It’s still early for the Tribe … or is it?
The Indians started May the same way they finished April, with a come-from-behind win against the Tigers.
The Tribe finished Sunday in first place in the AL Central with some pretty impressive numbers:
- They are riding a 13-game home winning streak
- They have the best run differential (+47) in the majors
- They have the best record in the majors
- They are tied with Colorado for the largest division lead (4.5 games)
- They had the best April in the team’s 111-year history
For the past few weeks, while the Tribe has built their lead, we’ve all heard that “it’s still early.”
But is it really?
Since Major League Baseball went to six divisions in 1995, there have been 96 division champions, according to ESPN.
Not counting 1995 (since the strike-shortened season started in late April), 49 of the 90 champions were in first place on May 1. That’s just a 54.4 percent success rate, so the numbers suggest the Indians may want to hold off just a little bit on printing playoff tickets.
But if you go a little deeper and look at the Central Division, the Tribe may be in a better position than the other division leaders.

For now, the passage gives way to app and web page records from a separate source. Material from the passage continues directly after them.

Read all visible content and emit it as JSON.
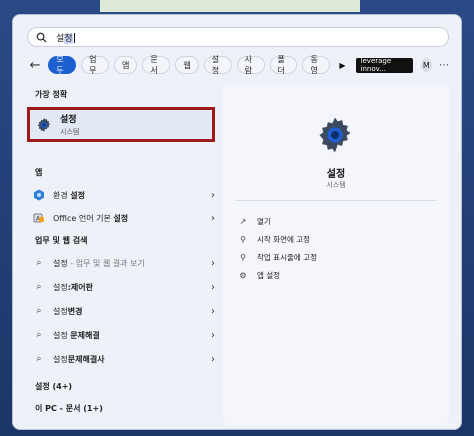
{
  "search": {
    "query_prefix": "설",
    "query_highlight": "정"
  },
  "filters": {
    "chips": [
      "모두",
      "업무",
      "앱",
      "문서",
      "웹",
      "설정",
      "사람",
      "폴더",
      "동영"
    ],
    "active_index": 0,
    "leverage_label": "leverage innov...",
    "avatar_initial": "M"
  },
  "left": {
    "best_match_header": "가장 정확",
    "best_match": {
      "title": "설정",
      "subtitle": "시스템"
    },
    "apps_header": "앱",
    "apps": [
      {
        "prefix": "환경 ",
        "bold": "설정",
        "suffix": ""
      },
      {
        "prefix": "Office 언어 기본 ",
        "bold": "설정",
        "suffix": ""
      }
    ],
    "web_header": "업무 및 웹 검색",
    "web": [
      {
        "bold": "",
        "prefix": "설정",
        "dim": " - 업무 및 웹 결과 보기"
      },
      {
        "bold": "",
        "prefix": "설정",
        "dim": "",
        "bold_suffix": ":제어판"
      },
      {
        "bold": "",
        "prefix": "설정",
        "dim": "",
        "bold_suffix": "변경"
      },
      {
        "bold": "",
        "prefix": "설정 ",
        "dim": "",
        "bold_suffix": "문제해결"
      },
      {
        "bold": "",
        "prefix": "설정",
        "dim": "",
        "bold_suffix": "문제해결사"
      }
    ],
    "settings_count": "설정 (4+)",
    "docs_count": "이 PC - 문서 (1+)"
  },
  "right": {
    "title": "설정",
    "subtitle": "시스템",
    "actions": [
      {
        "icon": "open-icon",
        "label": "열기"
      },
      {
        "icon": "pin-start-icon",
        "label": "시작 화면에 고정"
      },
      {
        "icon": "pin-taskbar-icon",
        "label": "작업 표시줄에 고정"
      },
      {
        "icon": "gear-icon",
        "label": "앱 설정"
      }
    ]
  },
  "colors": {
    "accent": "#1e5fd0",
    "highlight_border": "#9c1a1a",
    "gear": "#3b4a5e"
  }
}
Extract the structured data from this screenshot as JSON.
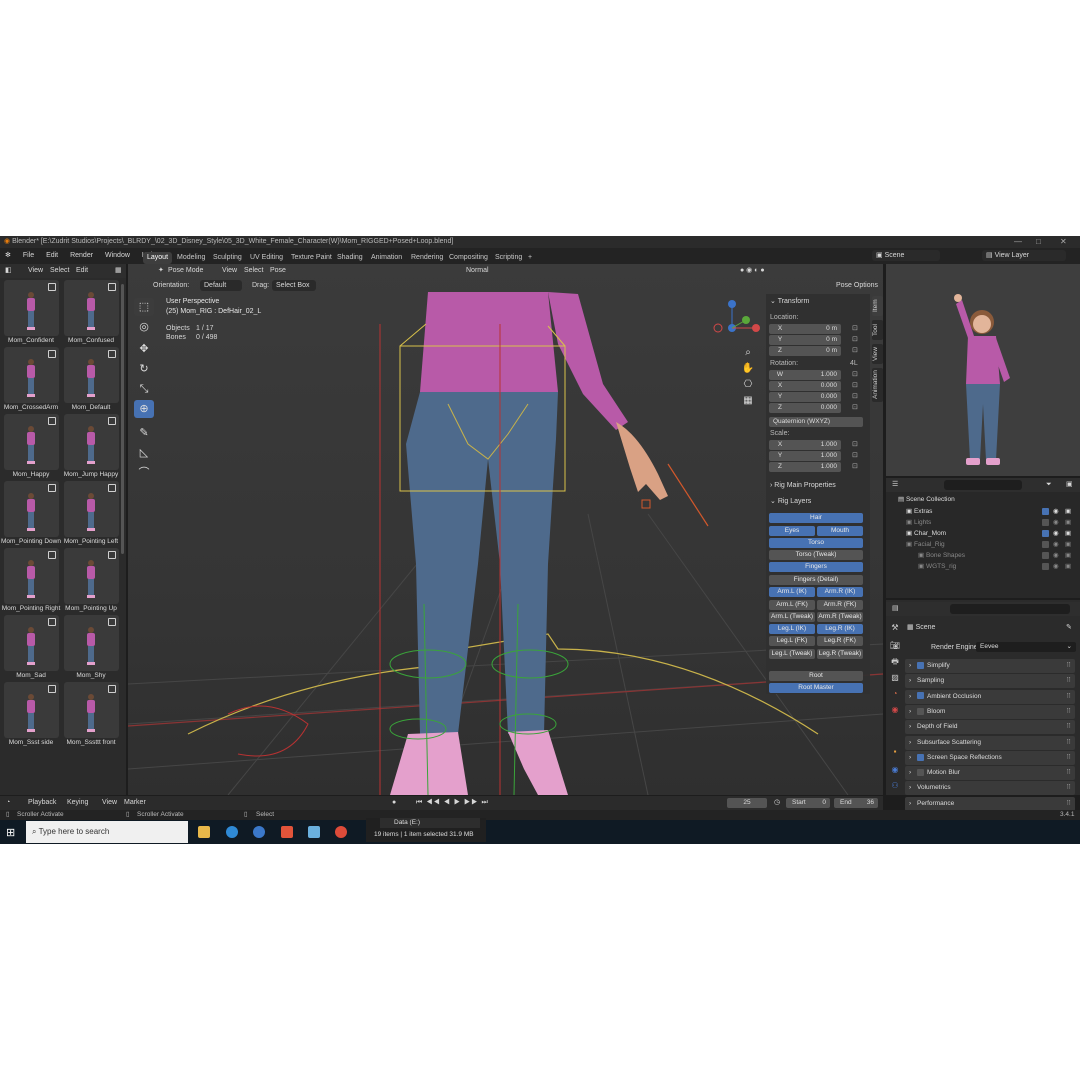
{
  "title_bar": {
    "text": "Blender* [E:\\Zudrit Studios\\Projects\\_BLRDY_\\02_3D_Disney_Style\\05_3D_White_Female_Character(W)\\Mom_RIGGED+Posed+Loop.blend]"
  },
  "menu": [
    "File",
    "Edit",
    "Render",
    "Window",
    "Help"
  ],
  "workspaces": [
    "Layout",
    "Modeling",
    "Sculpting",
    "UV Editing",
    "Texture Paint",
    "Shading",
    "Animation",
    "Rendering",
    "Compositing",
    "Scripting",
    "+"
  ],
  "scene_field": "Scene",
  "view_layer_field": "View Layer",
  "asset_header": [
    "View",
    "Select",
    "Edit"
  ],
  "viewport_header": {
    "mode": "Pose Mode",
    "menus": [
      "View",
      "Select",
      "Pose"
    ],
    "shading": "Normal",
    "orientation_label": "Orientation:",
    "orientation_value": "Default",
    "drag_label": "Drag:",
    "drag_value": "Select Box",
    "pose_options": "Pose Options"
  },
  "overlay": {
    "view": "User Perspective",
    "object": "(25) Mom_RIG : DefHair_02_L",
    "objects_label": "Objects",
    "objects_value": "1 / 17",
    "bones_label": "Bones",
    "bones_value": "0 / 498"
  },
  "poses": [
    "Mom_Confident",
    "Mom_Confused",
    "Mom_CrossedArm",
    "Mom_Default",
    "Mom_Happy",
    "Mom_Jump Happy",
    "Mom_Pointing Down",
    "Mom_Pointing Left",
    "Mom_Pointing Right",
    "Mom_Pointing Up",
    "Mom_Sad",
    "Mom_Shy",
    "Mom_Ssst side",
    "Mom_Sssttt front"
  ],
  "transform": {
    "title": "Transform",
    "location_label": "Location:",
    "location": [
      {
        "axis": "X",
        "value": "0 m"
      },
      {
        "axis": "Y",
        "value": "0 m"
      },
      {
        "axis": "Z",
        "value": "0 m"
      }
    ],
    "rotation_label": "Rotation:",
    "rotation_tag": "4L",
    "rotation": [
      {
        "axis": "W",
        "value": "1.000"
      },
      {
        "axis": "X",
        "value": "0.000"
      },
      {
        "axis": "Y",
        "value": "0.000"
      },
      {
        "axis": "Z",
        "value": "0.000"
      }
    ],
    "rotation_mode": "Quaternion (WXYZ)",
    "scale_label": "Scale:",
    "scale": [
      {
        "axis": "X",
        "value": "1.000"
      },
      {
        "axis": "Y",
        "value": "1.000"
      },
      {
        "axis": "Z",
        "value": "1.000"
      }
    ]
  },
  "rig_main_properties": "Rig Main Properties",
  "rig_layers": {
    "title": "Rig Layers",
    "buttons": {
      "hair": "Hair",
      "eyes": "Eyes",
      "mouth": "Mouth",
      "torso": "Torso",
      "torso_tweak": "Torso (Tweak)",
      "fingers": "Fingers",
      "fingers_detail": "Fingers (Detail)",
      "arm_l_ik": "Arm.L (IK)",
      "arm_r_ik": "Arm.R (IK)",
      "arm_l_fk": "Arm.L (FK)",
      "arm_r_fk": "Arm.R (FK)",
      "arm_l_tweak": "Arm.L (Tweak)",
      "arm_r_tweak": "Arm.R (Tweak)",
      "leg_l_ik": "Leg.L (IK)",
      "leg_r_ik": "Leg.R (IK)",
      "leg_l_fk": "Leg.L (FK)",
      "leg_r_fk": "Leg.R (FK)",
      "leg_l_tweak": "Leg.L (Tweak)",
      "leg_r_tweak": "Leg.R (Tweak)",
      "root": "Root",
      "root_master": "Root Master"
    }
  },
  "npanel_tabs": [
    "Item",
    "Tool",
    "View",
    "Animation"
  ],
  "outliner": {
    "root": "Scene Collection",
    "items": [
      {
        "name": "Extras",
        "checked": true
      },
      {
        "name": "Lights",
        "checked": false
      },
      {
        "name": "Char_Mom",
        "checked": true
      },
      {
        "name": "Facial_Rig",
        "checked": false
      },
      {
        "name": "Bone Shapes",
        "checked": false
      },
      {
        "name": "WGTS_rig",
        "checked": false
      }
    ]
  },
  "properties": {
    "scene_label": "Scene",
    "render_engine_label": "Render Engine",
    "render_engine_value": "Eevee",
    "sections": [
      {
        "label": "Simplify",
        "checkbox": true,
        "checked": true
      },
      {
        "label": "Sampling",
        "checkbox": false,
        "checked": false
      },
      {
        "label": "Ambient Occlusion",
        "checkbox": true,
        "checked": true
      },
      {
        "label": "Bloom",
        "checkbox": true,
        "checked": false
      },
      {
        "label": "Depth of Field",
        "checkbox": false,
        "checked": false
      },
      {
        "label": "Subsurface Scattering",
        "checkbox": false,
        "checked": false
      },
      {
        "label": "Screen Space Reflections",
        "checkbox": true,
        "checked": true
      },
      {
        "label": "Motion Blur",
        "checkbox": true,
        "checked": false
      },
      {
        "label": "Volumetrics",
        "checkbox": false,
        "checked": false
      },
      {
        "label": "Performance",
        "checkbox": false,
        "checked": false
      }
    ]
  },
  "timeline": {
    "menus": [
      "Playback",
      "Keying",
      "View",
      "Marker"
    ],
    "frame": "25",
    "start_label": "Start",
    "start": "0",
    "end_label": "End",
    "end": "36"
  },
  "status_bar": {
    "left1": "Scroller Activate",
    "left2": "Scroller Activate",
    "mid": "Select",
    "version": "3.4.1"
  },
  "taskbar": {
    "search_placeholder": "Type here to search",
    "explorer_title": "Data (E:)",
    "explorer_status": "19 items   |   1 item selected  31.9 MB"
  },
  "colors": {
    "accent": "#4772b3",
    "bg": "#1d1d1d",
    "panel": "#303030",
    "shirt": "#b85aa8",
    "jeans": "#4e6a8c",
    "shoes": "#e4a0cc"
  }
}
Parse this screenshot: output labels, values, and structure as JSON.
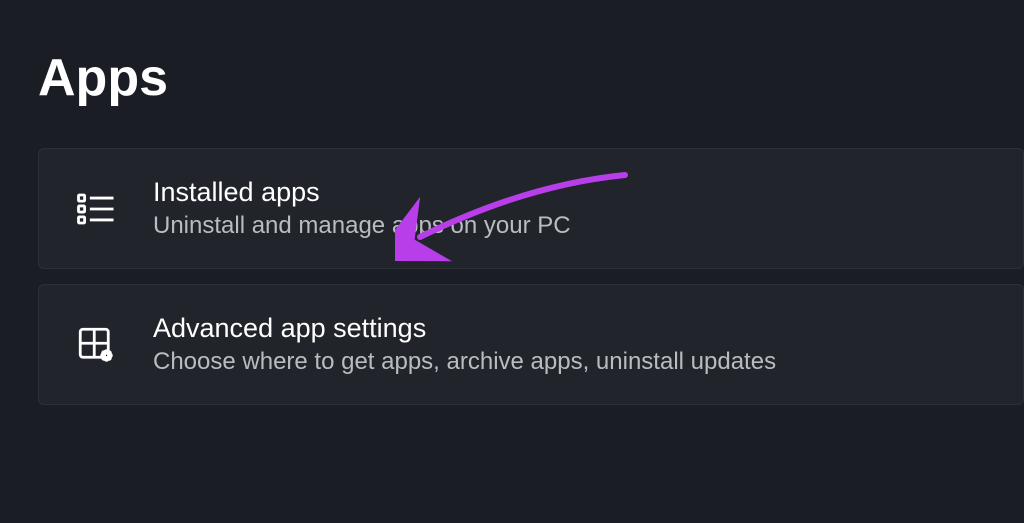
{
  "page": {
    "title": "Apps"
  },
  "items": [
    {
      "icon": "list-icon",
      "title": "Installed apps",
      "description": "Uninstall and manage apps on your PC"
    },
    {
      "icon": "grid-gear-icon",
      "title": "Advanced app settings",
      "description": "Choose where to get apps, archive apps, uninstall updates"
    }
  ],
  "annotation": {
    "arrow_color": "#b73ee8"
  }
}
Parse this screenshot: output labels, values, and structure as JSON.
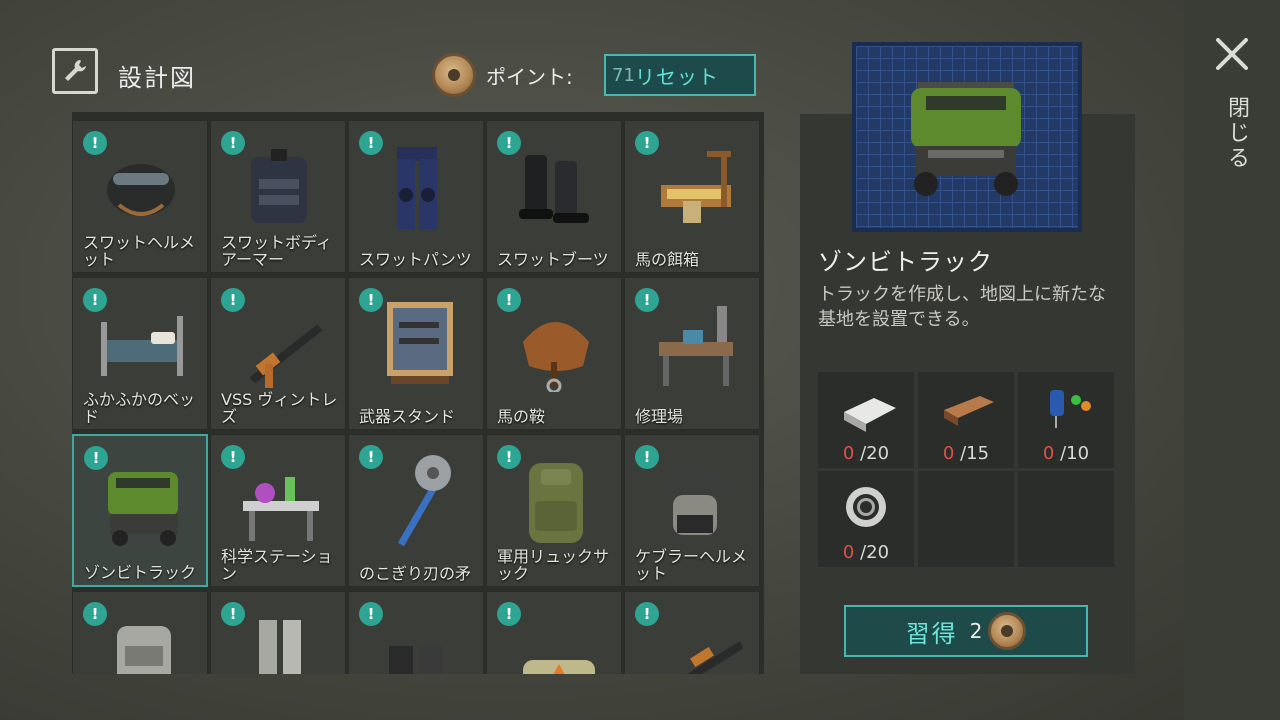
{
  "header": {
    "title": "設計図",
    "points_label": "ポイント:",
    "points_value": "71",
    "reset_label": "リセット"
  },
  "grid": {
    "items": [
      {
        "label": "スワットヘルメット",
        "icon": "swat-helmet-icon"
      },
      {
        "label": "スワットボディアーマー",
        "icon": "swat-body-armor-icon"
      },
      {
        "label": "スワットパンツ",
        "icon": "swat-pants-icon"
      },
      {
        "label": "スワットブーツ",
        "icon": "swat-boots-icon"
      },
      {
        "label": "馬の餌箱",
        "icon": "horse-feeder-icon"
      },
      {
        "label": "ふかふかのベッド",
        "icon": "bed-icon"
      },
      {
        "label": "VSS ヴィントレズ",
        "icon": "rifle-icon"
      },
      {
        "label": "武器スタンド",
        "icon": "weapon-stand-icon"
      },
      {
        "label": "馬の鞍",
        "icon": "saddle-icon"
      },
      {
        "label": "修理場",
        "icon": "workbench-icon"
      },
      {
        "label": "ゾンビトラック",
        "icon": "truck-icon"
      },
      {
        "label": "科学ステーション",
        "icon": "science-station-icon"
      },
      {
        "label": "のこぎり刃の矛",
        "icon": "saw-spear-icon"
      },
      {
        "label": "軍用リュックサック",
        "icon": "backpack-icon"
      },
      {
        "label": "ケブラーヘルメット",
        "icon": "kevlar-helmet-icon"
      },
      {
        "label": "",
        "icon": "armor-vest-icon"
      },
      {
        "label": "",
        "icon": "leg-armor-icon"
      },
      {
        "label": "",
        "icon": "boots-icon"
      },
      {
        "label": "",
        "icon": "explosive-icon"
      },
      {
        "label": "",
        "icon": "shotgun-icon"
      }
    ],
    "badge_glyph": "!"
  },
  "selected": {
    "name": "ゾンビトラック",
    "description": "トラックを作成し、地図上に新たな基地を設置できる。",
    "requirements": [
      {
        "icon": "aluminum-ingot-icon",
        "have": "0",
        "need": "/20"
      },
      {
        "icon": "wood-plank-icon",
        "have": "0",
        "need": "/15"
      },
      {
        "icon": "electronic-parts-icon",
        "have": "0",
        "need": "/10"
      },
      {
        "icon": "bearing-icon",
        "have": "0",
        "need": "/20"
      }
    ],
    "learn_label": "習得",
    "learn_cost": "2"
  },
  "close": {
    "label": "閉じる"
  },
  "colors": {
    "accent": "#47b6ad",
    "badge": "#2ea493",
    "missing": "#e05048"
  }
}
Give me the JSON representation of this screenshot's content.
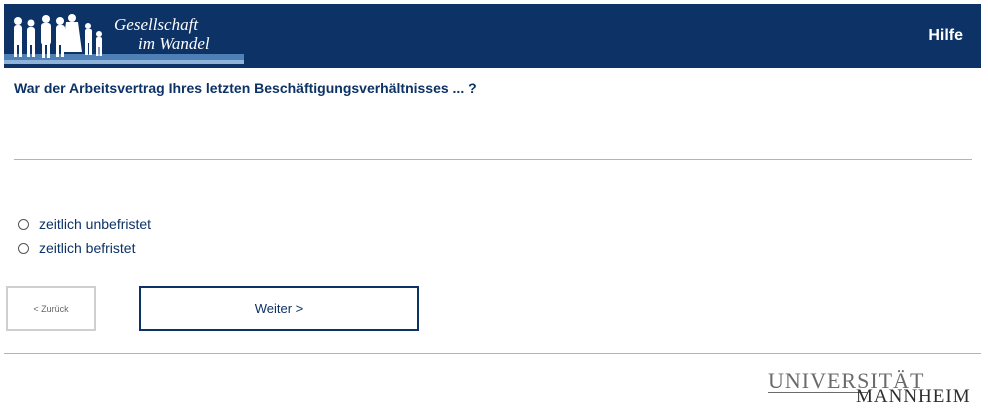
{
  "header": {
    "logo_line1": "Gesellschaft",
    "logo_line2": "im Wandel",
    "help_label": "Hilfe",
    "background_color": "#0c3266"
  },
  "question": {
    "text": "War der Arbeitsvertrag Ihres letzten Beschäftigungsverhältnisses ... ?"
  },
  "options": [
    {
      "label": "zeitlich unbefristet",
      "selected": false
    },
    {
      "label": "zeitlich befristet",
      "selected": false
    }
  ],
  "navigation": {
    "back_label": "< Zurück",
    "next_label": "Weiter >"
  },
  "footer": {
    "university_line1": "UNIVERSITÄT",
    "university_line2": "MANNHEIM"
  },
  "colors": {
    "accent": "#0c3266",
    "rule": "#b3b3b3"
  }
}
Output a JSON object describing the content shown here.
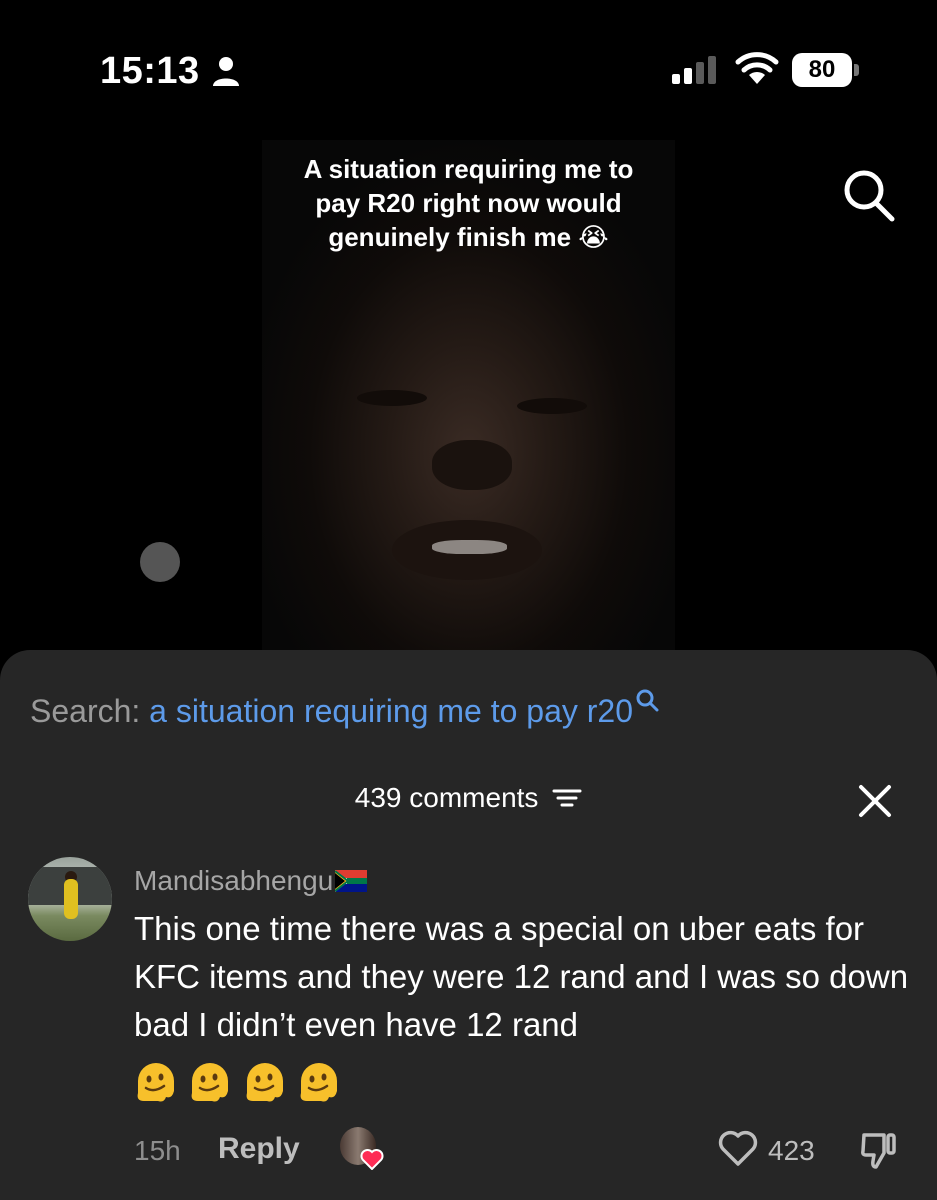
{
  "status_bar": {
    "time": "15:13",
    "battery": "80",
    "icons": [
      "person-icon",
      "signal-icon",
      "wifi-icon",
      "battery-icon"
    ]
  },
  "video": {
    "caption_line1": "A situation requiring me to",
    "caption_line2": "pay R20 right now would",
    "caption_line3": "genuinely finish me 😭"
  },
  "search": {
    "prefix": "Search:",
    "query": "a situation requiring me to pay r20"
  },
  "comments": {
    "count_label": "439 comments",
    "items": [
      {
        "username": "Mandisabhengu",
        "text": "This one time there was a special on uber eats for KFC items and they were 12 rand and I was so down bad I didn’t even have 12 rand",
        "emojis": [
          "melting-face",
          "melting-face",
          "melting-face",
          "melting-face"
        ],
        "time_ago": "15h",
        "reply_label": "Reply",
        "likes": "423"
      }
    ]
  },
  "colors": {
    "background": "#000000",
    "sheet": "#262626",
    "link": "#5d9bea",
    "muted": "#9a9a9a"
  }
}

Five times in the past seven years, the team leading the Central Division on May 1 has gone on to win the division. The two times it didn’t happen, the Twins beat out the White Sox, in 2006 and again in 2009.
The Twins came from nine games back in 2006, but they were only a half-game back in 2009.
So the fact that the Indians carry a healthy lead over the rest of the division (4.5 over KC, 7.5 over Detroit, 10 over Chicago and Minnesota) is important. Not only do Central Division teams rarely overcome the early season leaders, they also don’t make up large deficits.
Tribe manager Manny Acta likes to say that every team wins 60 games and loses 60 games, and it is the other 42 games that matter.
Well what if the come-from-behind wins this weekend against Detroit are part of those other 42 games?
Why can’t the Indians keep this going? They can pitch and play defense, which are two things will keep them in the game most nights. Just because the national media didn’t think they were going to be good this year doesn’t mean the team has to buy into it.
Sure, it’s only May 1 and there is still a lot of baseball to be played.
But maybe, as Yogi Berra once said, for the rest of the teams in the division, it really is getting late early.